Led by Texas and Montana attorneys general, the lawsuit stated that Biden exceeded his authority when he signed an executive order in January that effectively ended the pipeline project. The complaint argued that Congress, not Biden, had the sole authority to change policies because the pipeline would be built across multiple states.
"The president lacks the power to enact his 'ambitious plan' to reshape the economy in defiance of Congress' unwillingness to do so," it read.
Texas and Montana were joined by Alabama, Arizona, Arkansas, Georgia, Indiana, Kansas, Kentucky, Louisiana, Mississippi, Missouri, Nebraska, North Dakota, Ohio, Oklahoma, South Carolina, South Dakota, Utah, West Virginia and Wyoming. The states aim to reverse Biden's order and revive a project expected to provide 830,000 barrels of crude oil every day.
Envisioned as part of a sprawling network of lines called "Keystone Pipeline System," Keystone XL was set to run from Steel City, Nebraska all the way to the oil sands of western Canada.
Canada's TC Energy Corporation proposed the pipeline more than a decade ago but faced delays under former President Barack Obama. It finally started construction last year after former President Donald Trump granted the energy company permits to build the pipeline. But Biden cancelled the permits on his first day in office in a series of orders aimed at addressing climate change.
"Leaving the Keystone XL pipeline permit in place would not be consistent with my administration’s economic and climate imperatives," Biden said in January. (Related: Joe Biden has the blood of Texans on his hands - the failure of Biden and 'climate change' solutions literally killed people in Texas.)
Biden's decision put more than 1,000 people out of work and precluded the employment of 11,000 Americans this year, according to Keystone XL.
Jason Jernigan, a third-generation oil and gas worker, was among the people laid off due to the construction's shutdown. In an interview on Fox News's "America's Newsroom," the 45-year-old said that the Biden administration took away his only livelihood.

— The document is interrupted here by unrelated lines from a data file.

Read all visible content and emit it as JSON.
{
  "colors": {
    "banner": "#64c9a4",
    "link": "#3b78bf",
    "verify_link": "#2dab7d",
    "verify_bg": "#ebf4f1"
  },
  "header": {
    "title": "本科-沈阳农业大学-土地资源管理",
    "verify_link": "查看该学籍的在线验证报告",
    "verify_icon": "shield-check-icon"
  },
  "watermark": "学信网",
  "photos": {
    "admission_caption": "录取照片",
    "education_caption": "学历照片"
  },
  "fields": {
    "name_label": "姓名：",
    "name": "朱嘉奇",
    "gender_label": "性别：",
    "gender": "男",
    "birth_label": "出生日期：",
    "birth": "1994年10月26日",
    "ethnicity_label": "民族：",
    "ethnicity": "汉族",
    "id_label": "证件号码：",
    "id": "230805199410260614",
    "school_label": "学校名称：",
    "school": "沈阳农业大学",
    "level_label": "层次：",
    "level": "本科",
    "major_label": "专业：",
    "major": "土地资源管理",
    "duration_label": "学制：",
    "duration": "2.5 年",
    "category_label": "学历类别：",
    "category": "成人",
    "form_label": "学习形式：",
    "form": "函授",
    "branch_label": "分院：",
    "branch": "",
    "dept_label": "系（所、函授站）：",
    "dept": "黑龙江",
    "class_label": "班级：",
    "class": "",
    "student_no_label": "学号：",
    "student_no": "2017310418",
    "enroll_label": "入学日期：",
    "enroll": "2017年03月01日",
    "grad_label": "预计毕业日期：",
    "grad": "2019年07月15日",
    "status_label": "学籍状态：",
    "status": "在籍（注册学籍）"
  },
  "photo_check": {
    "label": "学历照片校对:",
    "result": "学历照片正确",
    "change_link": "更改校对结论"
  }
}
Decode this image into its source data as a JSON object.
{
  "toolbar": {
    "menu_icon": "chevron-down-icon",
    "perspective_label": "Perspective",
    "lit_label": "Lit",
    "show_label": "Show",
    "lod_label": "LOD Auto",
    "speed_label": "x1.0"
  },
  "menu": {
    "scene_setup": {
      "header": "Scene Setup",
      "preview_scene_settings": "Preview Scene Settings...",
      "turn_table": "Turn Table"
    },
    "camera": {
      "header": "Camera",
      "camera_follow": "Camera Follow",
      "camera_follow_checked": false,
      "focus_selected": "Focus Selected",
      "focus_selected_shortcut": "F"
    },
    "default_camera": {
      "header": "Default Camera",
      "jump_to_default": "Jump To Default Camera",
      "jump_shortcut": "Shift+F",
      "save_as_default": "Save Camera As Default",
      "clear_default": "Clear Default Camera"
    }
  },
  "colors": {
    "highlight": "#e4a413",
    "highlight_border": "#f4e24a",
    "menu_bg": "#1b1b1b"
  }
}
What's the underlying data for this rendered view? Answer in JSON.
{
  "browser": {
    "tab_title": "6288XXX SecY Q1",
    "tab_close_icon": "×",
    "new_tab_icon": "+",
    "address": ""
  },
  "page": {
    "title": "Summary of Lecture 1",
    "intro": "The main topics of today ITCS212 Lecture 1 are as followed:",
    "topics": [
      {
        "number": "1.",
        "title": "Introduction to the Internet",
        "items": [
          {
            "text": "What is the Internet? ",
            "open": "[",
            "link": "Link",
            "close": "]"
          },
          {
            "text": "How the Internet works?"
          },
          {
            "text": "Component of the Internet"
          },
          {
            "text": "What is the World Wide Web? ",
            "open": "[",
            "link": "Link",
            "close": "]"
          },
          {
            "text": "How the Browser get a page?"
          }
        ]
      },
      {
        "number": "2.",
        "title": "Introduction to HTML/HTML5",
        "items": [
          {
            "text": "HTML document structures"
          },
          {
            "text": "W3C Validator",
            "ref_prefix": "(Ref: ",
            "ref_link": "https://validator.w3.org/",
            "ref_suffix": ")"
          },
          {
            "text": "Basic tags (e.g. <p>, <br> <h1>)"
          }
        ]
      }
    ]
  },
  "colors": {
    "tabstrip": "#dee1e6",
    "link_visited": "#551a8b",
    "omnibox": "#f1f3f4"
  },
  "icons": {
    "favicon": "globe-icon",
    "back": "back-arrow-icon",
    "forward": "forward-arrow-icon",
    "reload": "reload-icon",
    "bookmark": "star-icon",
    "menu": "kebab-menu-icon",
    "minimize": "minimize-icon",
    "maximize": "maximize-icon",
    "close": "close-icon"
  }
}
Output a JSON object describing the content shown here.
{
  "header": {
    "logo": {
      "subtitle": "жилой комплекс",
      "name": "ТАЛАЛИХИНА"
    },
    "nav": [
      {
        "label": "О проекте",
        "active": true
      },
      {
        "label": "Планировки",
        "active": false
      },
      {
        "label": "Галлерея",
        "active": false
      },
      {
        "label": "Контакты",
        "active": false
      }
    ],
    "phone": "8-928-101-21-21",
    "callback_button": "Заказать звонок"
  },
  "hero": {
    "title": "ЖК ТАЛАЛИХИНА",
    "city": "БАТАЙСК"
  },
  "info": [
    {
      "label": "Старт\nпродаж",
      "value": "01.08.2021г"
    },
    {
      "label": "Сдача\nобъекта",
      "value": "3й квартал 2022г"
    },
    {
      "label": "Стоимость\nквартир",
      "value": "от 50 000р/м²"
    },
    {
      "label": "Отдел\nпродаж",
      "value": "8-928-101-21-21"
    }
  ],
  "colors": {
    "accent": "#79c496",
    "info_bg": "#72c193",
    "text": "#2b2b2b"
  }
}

"I’ve been pipelining for 21 years. This is all I know to do," he said. Jernigan revealed that he was hired to work on the pipeline when Obama was still in office but the project got cancelled at the time. He was rehired last year and was supposed to start work this year.
"The recent administration has taken my livelihood from me and expecting me to get a job somewhere else. I’ve got my whole life invested in this," Jernigan said.
In a White House press conference in late January, Biden's climate czar and former Secretary of State John Kerry urged oil and gas workers at risk of losing their jobs to consider working in the renewable energy industry.
"You look at the consequences of black lung for a miner, for instance, and measure that against the fastest-growing job in the United States, [which] before COVID was the solar power technician," Kerry said. "The same people can do those jobs, but the choice of doing the solar power one now is a better choice."
But Jernigan said that he had never been offered a job in the solar panel industry. He also noted that if he were to work for a solar panel company, he would have to take pay cuts and lose some employee benefits.
Learn more about how Biden is destroying the American economy in the name of Democrats' climate agenda at JoeBiden.news.